He’s been at Clagett Farm in Prince George’s County since the Chesapeake Bay Foundation bought it in 1982, way before sustainability was a buzzword in Maryland. Leaving his job teaching plant ecology at the University of Maryland, he moved to what had been a corn and tobacco farm, what the soil conservation said was “the worst farm in their three-county jurisdiction,” with a mandate to transform it into a living model of sustainable farming.
He began by grazing cattle to build up the soil, then added organic sweet potatoes, squash and sweet corn, which he sold wholesale for a few years. In 1992, he started From the Ground Up CSA to provide organically grown vegetables directly to shareholders and to low-income families through a partnership with the Capital Area Food Bank. “The CSA has been wonderful for us and because we are connected with the Capital Area Food Bank, many people are as concerned about that collaboration as they are about being a member of a CSA,” Heller says. Shareholders’ donations of money and time “make it possible for us to donate 40 percent of the vegetables [we grow] to the food bank” he says. “It’s really enriched the CSA because people are so invested in it.”

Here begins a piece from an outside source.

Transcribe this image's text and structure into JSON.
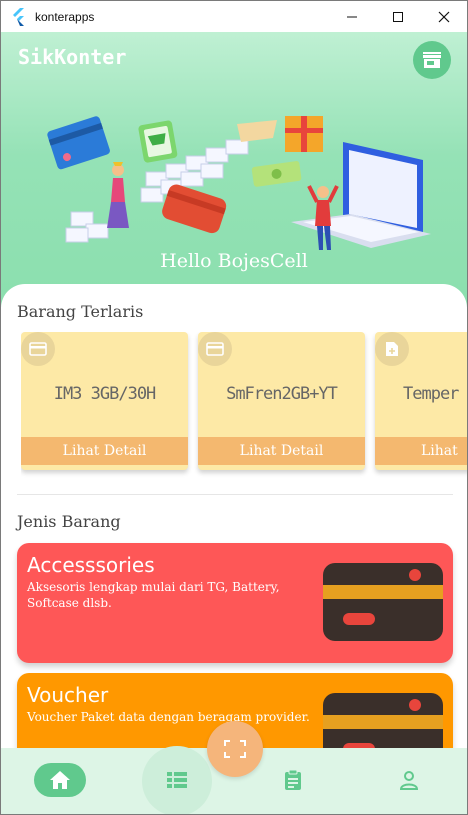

But running a model sustainable farm and socially responsible CSA wasn’t enough for Heller. In 1994, he wrote a grant to the Kellogg Foundation for the project that eventually became Future Harvest CASA in 1998. As one of the founding members, he’s been actively involved as Future Harvest-CASA has evolved into a collaborative effort of regional farmers committed to environmental and economic sustainability. The work of educating both farmers and consumers about what sustainability means and why it’s important has helped to grow the community of sustainable food growers, purchasers and advocates and positioned Future Harvest-CASA to be a leading voice for agriculture during the current wave of interest in sustainability issues.

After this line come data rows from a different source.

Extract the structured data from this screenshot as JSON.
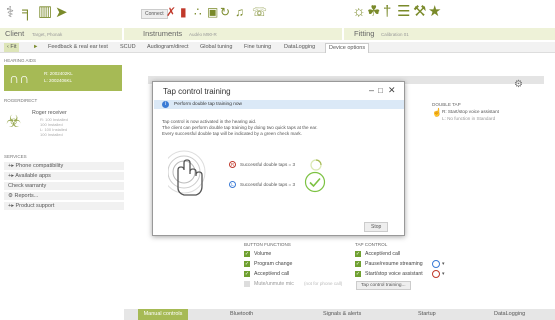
{
  "toolbar": {
    "connect_label": "Connect"
  },
  "client": {
    "label": "Client",
    "name": "Target, Phonak"
  },
  "instruments": {
    "label": "Instruments",
    "device": "Audéo M90-R"
  },
  "fitting": {
    "label": "Fitting",
    "session": "Calibration 01"
  },
  "nav": {
    "back_label": "‹ Fit",
    "feedback_label": "Feedback & real ear test",
    "ucd_label": "SCUD",
    "tabs": [
      "Audiogram/direct",
      "Global tuning",
      "Fine tuning",
      "DataLogging",
      "Device options"
    ]
  },
  "left": {
    "hearing_aids_head": "HEARING AIDS",
    "hearing_aid_r": "R: 2002402KL",
    "hearing_aid_l": "L: 2002406KL",
    "roger_head": "ROGERDIRECT",
    "roger_title": "Roger receiver",
    "roger_lines": [
      "R: 100 Installed",
      "100 Installed",
      "L: 100 Installed",
      "100 Installed"
    ],
    "services_head": "SERVICES",
    "services": [
      "Phone compatibility",
      "Available apps",
      "Check warranty",
      "Reports...",
      "Product support"
    ]
  },
  "bg_panel": {
    "double_tap_head": "DOUBLE TAP",
    "double_tap_r": "R: Start/stop voice assistant",
    "double_tap_l": "L: No function in Standard"
  },
  "dialog": {
    "title": "Tap control training",
    "bar_text": "Perform double tap training now",
    "para": [
      "Tap control is now activated in the hearing aid.",
      "The client can perform double tap training by doing two quick taps at the ear.",
      "Every successful double tap will be indicated by a green check mark."
    ],
    "row_r": "Successful double taps = 3",
    "row_l": "Successful double taps = 3",
    "stop_label": "Stop"
  },
  "button_functions": {
    "head": "BUTTON FUNCTIONS",
    "items": [
      "Volume",
      "Program change",
      "Accept/end call",
      "Mute/unmute mic"
    ],
    "hint": "(not for phone call)"
  },
  "tap_control": {
    "head": "TAP CONTROL",
    "items": [
      "Accept/end call",
      "Pause/resume streaming",
      "Start/stop voice assistant"
    ],
    "training_button": "Tap control training..."
  },
  "bottom_nav": [
    "Manual controls",
    "Bluetooth",
    "Signals & alerts",
    "Startup",
    "DataLogging"
  ],
  "colors": {
    "accent": "#a6ba55",
    "icon_green": "#7a8a2a",
    "record_red": "#c0392b",
    "check_green": "#7cc242"
  }
}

Heller’s latest project is the Maryland Grazer’s Network, which he founded three years ago with a group of experienced farmers and the help of the Chesapeake Bay Funders Network. The goal of this group is to help others learn how increase their profitability while improving the health of the Bay by grazing their animals on pasture. “It’s powerful how our grazing dairies average $150 per cow more profit than the confinement dairies.” According to Heller, “The farmers in the network say ‘How could anyone NOT be grazing?’ Not a single one of them would ever consider going back to confinement. Treating animals humanely . . . ends up being economically profitable and environmentally better.”
Underlying these kinds of successes, a basic love of farming keeps Heller committed to his work and the lifestyle. “I love being outside, I love the stimulation of farming because it is very much a physical, but also a cerebral kind of thing,” Heller says. “There’s a lot of thought that goes into a farming operation to make it successful.” He adds, “The community that has evolved here over time, it just gives you energy.”
-- Renee Brooks Catacalos